• [Problem description]: The response must restate the data exactly, with nothing left out.

• [Data section]:
__________
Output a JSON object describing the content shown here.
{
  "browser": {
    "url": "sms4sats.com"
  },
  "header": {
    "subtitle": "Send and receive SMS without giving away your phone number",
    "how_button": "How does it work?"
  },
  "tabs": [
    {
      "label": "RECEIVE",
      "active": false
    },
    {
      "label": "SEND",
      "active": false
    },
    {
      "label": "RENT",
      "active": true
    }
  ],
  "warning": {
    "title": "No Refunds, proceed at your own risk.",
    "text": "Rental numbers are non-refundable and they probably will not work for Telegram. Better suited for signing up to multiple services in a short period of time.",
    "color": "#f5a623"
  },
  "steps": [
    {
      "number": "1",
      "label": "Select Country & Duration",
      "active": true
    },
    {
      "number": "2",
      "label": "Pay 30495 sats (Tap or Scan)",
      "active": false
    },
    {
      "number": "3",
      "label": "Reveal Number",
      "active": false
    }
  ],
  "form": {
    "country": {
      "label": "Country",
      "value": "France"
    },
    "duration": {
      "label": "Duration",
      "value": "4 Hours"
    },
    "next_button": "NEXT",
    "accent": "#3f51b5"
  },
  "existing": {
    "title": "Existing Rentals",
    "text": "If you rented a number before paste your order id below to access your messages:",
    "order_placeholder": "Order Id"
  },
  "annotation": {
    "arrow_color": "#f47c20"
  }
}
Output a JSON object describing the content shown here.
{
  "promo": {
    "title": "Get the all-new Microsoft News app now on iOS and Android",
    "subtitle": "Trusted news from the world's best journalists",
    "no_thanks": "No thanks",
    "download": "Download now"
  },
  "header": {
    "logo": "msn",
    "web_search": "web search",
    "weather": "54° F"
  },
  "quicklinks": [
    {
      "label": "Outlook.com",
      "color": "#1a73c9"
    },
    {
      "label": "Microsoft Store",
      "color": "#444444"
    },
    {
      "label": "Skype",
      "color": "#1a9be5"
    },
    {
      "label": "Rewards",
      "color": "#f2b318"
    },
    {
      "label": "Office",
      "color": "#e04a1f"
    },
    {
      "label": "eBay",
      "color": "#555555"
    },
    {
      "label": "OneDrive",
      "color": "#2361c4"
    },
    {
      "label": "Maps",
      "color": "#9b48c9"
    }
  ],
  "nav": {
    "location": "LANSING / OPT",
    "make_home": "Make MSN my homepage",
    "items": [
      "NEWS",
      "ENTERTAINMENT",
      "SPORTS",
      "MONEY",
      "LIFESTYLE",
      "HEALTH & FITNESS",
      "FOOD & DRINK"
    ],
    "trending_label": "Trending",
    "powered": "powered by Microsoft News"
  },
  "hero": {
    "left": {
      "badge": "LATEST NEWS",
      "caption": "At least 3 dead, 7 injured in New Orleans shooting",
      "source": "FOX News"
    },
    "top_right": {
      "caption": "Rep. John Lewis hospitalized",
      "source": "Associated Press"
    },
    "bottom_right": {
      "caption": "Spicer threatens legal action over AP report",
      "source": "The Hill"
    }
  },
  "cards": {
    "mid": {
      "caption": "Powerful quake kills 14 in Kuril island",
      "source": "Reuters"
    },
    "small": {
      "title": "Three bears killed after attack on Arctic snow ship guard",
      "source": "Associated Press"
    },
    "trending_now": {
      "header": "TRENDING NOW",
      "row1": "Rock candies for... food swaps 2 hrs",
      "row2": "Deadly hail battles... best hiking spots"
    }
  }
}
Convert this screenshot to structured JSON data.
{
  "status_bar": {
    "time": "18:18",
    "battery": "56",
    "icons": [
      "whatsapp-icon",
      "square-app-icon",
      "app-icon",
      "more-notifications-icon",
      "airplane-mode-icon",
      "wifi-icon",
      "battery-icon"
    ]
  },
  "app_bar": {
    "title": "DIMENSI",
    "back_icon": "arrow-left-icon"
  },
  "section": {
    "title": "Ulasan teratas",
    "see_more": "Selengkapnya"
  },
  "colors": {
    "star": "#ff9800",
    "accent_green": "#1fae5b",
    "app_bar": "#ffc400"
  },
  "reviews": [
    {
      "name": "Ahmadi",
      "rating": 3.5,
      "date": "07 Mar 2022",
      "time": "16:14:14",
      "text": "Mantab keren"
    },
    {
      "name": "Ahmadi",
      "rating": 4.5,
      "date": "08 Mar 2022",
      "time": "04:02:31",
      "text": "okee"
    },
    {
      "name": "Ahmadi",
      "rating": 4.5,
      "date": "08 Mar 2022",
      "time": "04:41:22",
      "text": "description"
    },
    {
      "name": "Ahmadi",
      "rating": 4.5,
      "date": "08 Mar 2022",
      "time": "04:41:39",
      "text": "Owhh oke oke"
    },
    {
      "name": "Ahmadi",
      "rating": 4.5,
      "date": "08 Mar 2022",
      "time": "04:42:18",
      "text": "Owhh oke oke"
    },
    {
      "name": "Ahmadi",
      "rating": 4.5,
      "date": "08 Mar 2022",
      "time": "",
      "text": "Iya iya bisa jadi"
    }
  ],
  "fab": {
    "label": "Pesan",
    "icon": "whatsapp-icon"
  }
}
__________
• [Written reply]:
Output a JSON object describing the content shown here.
{
  "browser": {
    "url": "sms4sats.com"
  },
  "header": {
    "subtitle": "Send and receive SMS without giving away your phone number",
    "how_button": "How does it work?"
  },
  "tabs": [
    {
      "label": "RECEIVE",
      "active": false
    },
    {
      "label": "SEND",
      "active": false
    },
    {
      "label": "RENT",
      "active": true
    }
  ],
  "warning": {
    "title": "No Refunds, proceed at your own risk.",
    "text": "Rental numbers are non-refundable and they probably will not work for Telegram. Better suited for signing up to multiple services in a short period of time.",
    "color": "#f5a623"
  },
  "steps": [
    {
      "number": "1",
      "label": "Select Country & Duration",
      "active": true
    },
    {
      "number": "2",
      "label": "Pay 30495 sats (Tap or Scan)",
      "active": false
    },
    {
      "number": "3",
      "label": "Reveal Number",
      "active": false
    }
  ],
  "form": {
    "country": {
      "label": "Country",
      "value": "France"
    },
    "duration": {
      "label": "Duration",
      "value": "4 Hours"
    },
    "next_button": "NEXT",
    "accent": "#3f51b5"
  },
  "existing": {
    "title": "Existing Rentals",
    "text": "If you rented a number before paste your order id below to access your messages:",
    "order_placeholder": "Order Id"
  },
  "annotation": {
    "arrow_color": "#f47c20"
  }
}
Output a JSON object describing the content shown here.
{
  "promo": {
    "title": "Get the all-new Microsoft News app now on iOS and Android",
    "subtitle": "Trusted news from the world's best journalists",
    "no_thanks": "No thanks",
    "download": "Download now"
  },
  "header": {
    "logo": "msn",
    "web_search": "web search",
    "weather": "54° F"
  },
  "quicklinks": [
    {
      "label": "Outlook.com",
      "color": "#1a73c9"
    },
    {
      "label": "Microsoft Store",
      "color": "#444444"
    },
    {
      "label": "Skype",
      "color": "#1a9be5"
    },
    {
      "label": "Rewards",
      "color": "#f2b318"
    },
    {
      "label": "Office",
      "color": "#e04a1f"
    },
    {
      "label": "eBay",
      "color": "#555555"
    },
    {
      "label": "OneDrive",
      "color": "#2361c4"
    },
    {
      "label": "Maps",
      "color": "#9b48c9"
    }
  ],
  "nav": {
    "location": "LANSING / OPT",
    "make_home": "Make MSN my homepage",
    "items": [
      "NEWS",
      "ENTERTAINMENT",
      "SPORTS",
      "MONEY",
      "LIFESTYLE",
      "HEALTH & FITNESS",
      "FOOD & DRINK"
    ],
    "trending_label": "Trending",
    "powered": "powered by Microsoft News"
  },
  "hero": {
    "left": {
      "badge": "LATEST NEWS",
      "caption": "At least 3 dead, 7 injured in New Orleans shooting",
      "source": "FOX News"
    },
    "top_right": {
      "caption": "Rep. John Lewis hospitalized",
      "source": "Associated Press"
    },
    "bottom_right": {
      "caption": "Spicer threatens legal action over AP report",
      "source": "The Hill"
    }
  },
  "cards": {
    "mid": {
      "caption": "Powerful quake kills 14 in Kuril island",
      "source": "Reuters"
    },
    "small": {
      "title": "Three bears killed after attack on Arctic snow ship guard",
      "source": "Associated Press"
    },
    "trending_now": {
      "header": "TRENDING NOW",
      "row1": "Rock candies for... food swaps 2 hrs",
      "row2": "Deadly hail battles... best hiking spots"
    }
  }
}
Convert this screenshot to structured JSON data.
{
  "status_bar": {
    "time": "18:18",
    "battery": "56",
    "icons": [
      "whatsapp-icon",
      "square-app-icon",
      "app-icon",
      "more-notifications-icon",
      "airplane-mode-icon",
      "wifi-icon",
      "battery-icon"
    ]
  },
  "app_bar": {
    "title": "DIMENSI",
    "back_icon": "arrow-left-icon"
  },
  "section": {
    "title": "Ulasan teratas",
    "see_more": "Selengkapnya"
  },
  "colors": {
    "star": "#ff9800",
    "accent_green": "#1fae5b",
    "app_bar": "#ffc400"
  },
  "reviews": [
    {
      "name": "Ahmadi",
      "rating": 3.5,
      "date": "07 Mar 2022",
      "time": "16:14:14",
      "text": "Mantab keren"
    },
    {
      "name": "Ahmadi",
      "rating": 4.5,
      "date": "08 Mar 2022",
      "time": "04:02:31",
      "text": "okee"
    },
    {
      "name": "Ahmadi",
      "rating": 4.5,
      "date": "08 Mar 2022",
      "time": "04:41:22",
      "text": "description"
    },
    {
      "name": "Ahmadi",
      "rating": 4.5,
      "date": "08 Mar 2022",
      "time": "04:41:39",
      "text": "Owhh oke oke"
    },
    {
      "name": "Ahmadi",
      "rating": 4.5,
      "date": "08 Mar 2022",
      "time": "04:42:18",
      "text": "Owhh oke oke"
    },
    {
      "name": "Ahmadi",
      "rating": 4.5,
      "date": "08 Mar 2022",
      "time": "",
      "text": "Iya iya bisa jadi"
    }
  ],
  "fab": {
    "label": "Pesan",
    "icon": "whatsapp-icon"
  }
}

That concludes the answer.